**Work item:** Every line of the listing that holds the word "className" should be returned.

**Material provided:**
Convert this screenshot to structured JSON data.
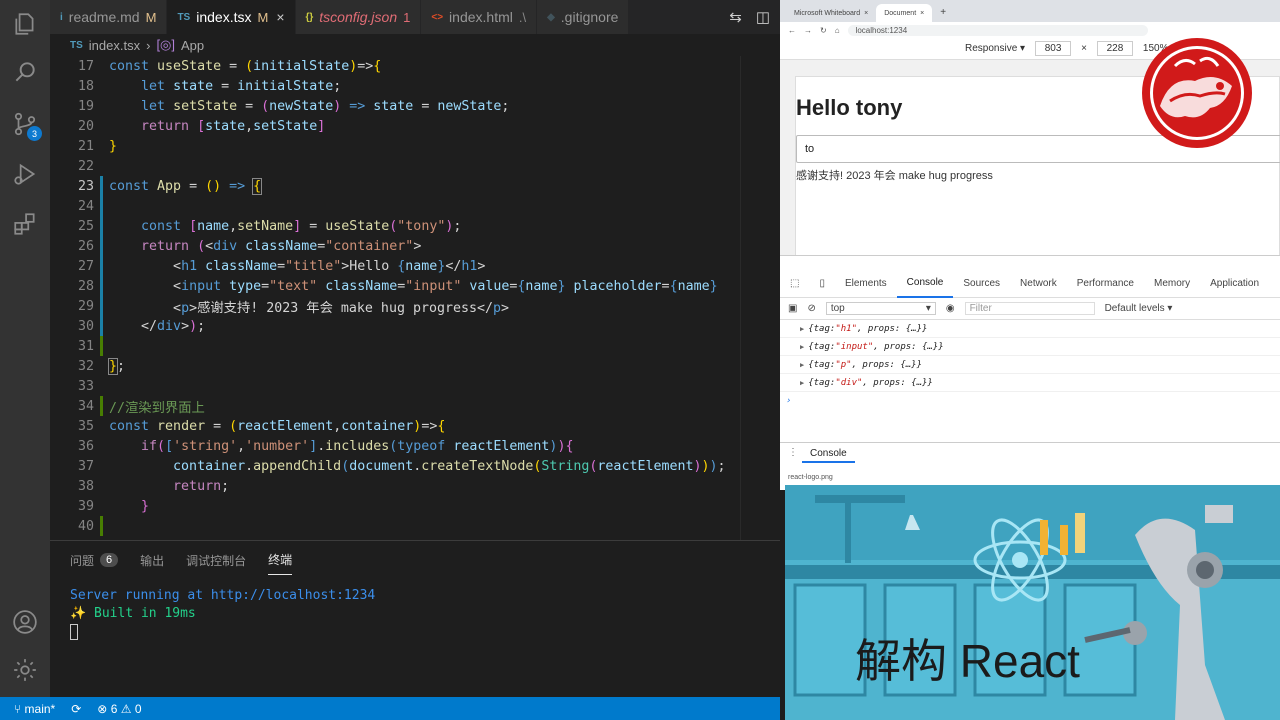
{
  "editor_tabs": [
    {
      "icon": "i",
      "label": "readme.md",
      "status": "M"
    },
    {
      "icon": "TS",
      "label": "index.tsx",
      "status": "M",
      "close": "×"
    },
    {
      "icon": "{}",
      "label": "tsconfig.json",
      "status": "1"
    },
    {
      "icon": "<>",
      "label": "index.html",
      "status": ".\\"
    },
    {
      "icon": "◆",
      "label": ".gitignore",
      "status": ""
    }
  ],
  "breadcrumb": {
    "file": "index.tsx",
    "file_icon": "TS",
    "symbol": "App"
  },
  "code_lines": [
    {
      "n": "17",
      "text": "const useState = (initialState)=>{"
    },
    {
      "n": "18",
      "text": "    let state = initialState;"
    },
    {
      "n": "19",
      "text": "    let setState = (newState) => state = newState;"
    },
    {
      "n": "20",
      "text": "    return [state,setState]"
    },
    {
      "n": "21",
      "text": "}"
    },
    {
      "n": "22",
      "text": ""
    },
    {
      "n": "23",
      "text": "const App = () => {"
    },
    {
      "n": "24",
      "text": ""
    },
    {
      "n": "25",
      "text": "    const [name,setName] = useState(\"tony\");"
    },
    {
      "n": "26",
      "text": "    return (<div className=\"container\">"
    },
    {
      "n": "27",
      "text": "        <h1 className=\"title\">Hello {name}</h1>"
    },
    {
      "n": "28",
      "text": "        <input type=\"text\" className=\"input\" value={name} placeholder={name}"
    },
    {
      "n": "29",
      "text": "        <p>感谢支持! 2023 年会 make hug progress</p>"
    },
    {
      "n": "30",
      "text": "    </div>);"
    },
    {
      "n": "31",
      "text": ""
    },
    {
      "n": "32",
      "text": "};"
    },
    {
      "n": "33",
      "text": ""
    },
    {
      "n": "34",
      "text": "//渲染到界面上"
    },
    {
      "n": "35",
      "text": "const render = (reactElement,container)=>{"
    },
    {
      "n": "36",
      "text": "    if(['string','number'].includes(typeof reactElement)){"
    },
    {
      "n": "37",
      "text": "        container.appendChild(document.createTextNode(String(reactElement)));"
    },
    {
      "n": "38",
      "text": "        return;"
    },
    {
      "n": "39",
      "text": "    }"
    },
    {
      "n": "40",
      "text": ""
    }
  ],
  "panel": {
    "tabs": [
      {
        "label": "问题",
        "badge": "6"
      },
      {
        "label": "输出"
      },
      {
        "label": "调试控制台"
      },
      {
        "label": "终端"
      }
    ],
    "terminal": {
      "line1": "Server running at http://localhost:1234",
      "line2": "✨ Built in 19ms"
    }
  },
  "statusbar": {
    "branch": "main*",
    "errors": "6",
    "warnings": "0"
  },
  "browser": {
    "tabs": [
      "Microsoft Whiteboard",
      "Document"
    ],
    "url": "localhost:1234",
    "device": {
      "mode": "Responsive",
      "width": "803",
      "height": "228",
      "zoom": "150%"
    },
    "page": {
      "title": "Hello tony",
      "input_value": "to",
      "paragraph": "感谢支持! 2023 年会 make hug progress"
    }
  },
  "devtools": {
    "tabs": [
      "Elements",
      "Console",
      "Sources",
      "Network",
      "Performance",
      "Memory",
      "Application"
    ],
    "context": "top",
    "filter_placeholder": "Filter",
    "levels": "Default levels",
    "logs": [
      {
        "tag": "\"h1\"",
        "rest": ", props: {…}}"
      },
      {
        "tag": "\"input\"",
        "rest": ", props: {…}}"
      },
      {
        "tag": "\"p\"",
        "rest": ", props: {…}}"
      },
      {
        "tag": "\"div\"",
        "rest": ", props: {…}}"
      }
    ],
    "drawer_tab": "Console",
    "drawer_file": "react-logo.png"
  },
  "promo": {
    "title": "解构 React"
  },
  "colors": {
    "accent": "#007acc",
    "seal": "#d11a1a",
    "promo_bg": "#3fa3c0"
  }
}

**Task output:**
      "text": "    return (<div className=\"container\">"
      "text": "        <h1 className=\"title\">Hello {name}</h1>"
      "text": "        <input type=\"text\" className=\"input\" value={name} placeholder={name}"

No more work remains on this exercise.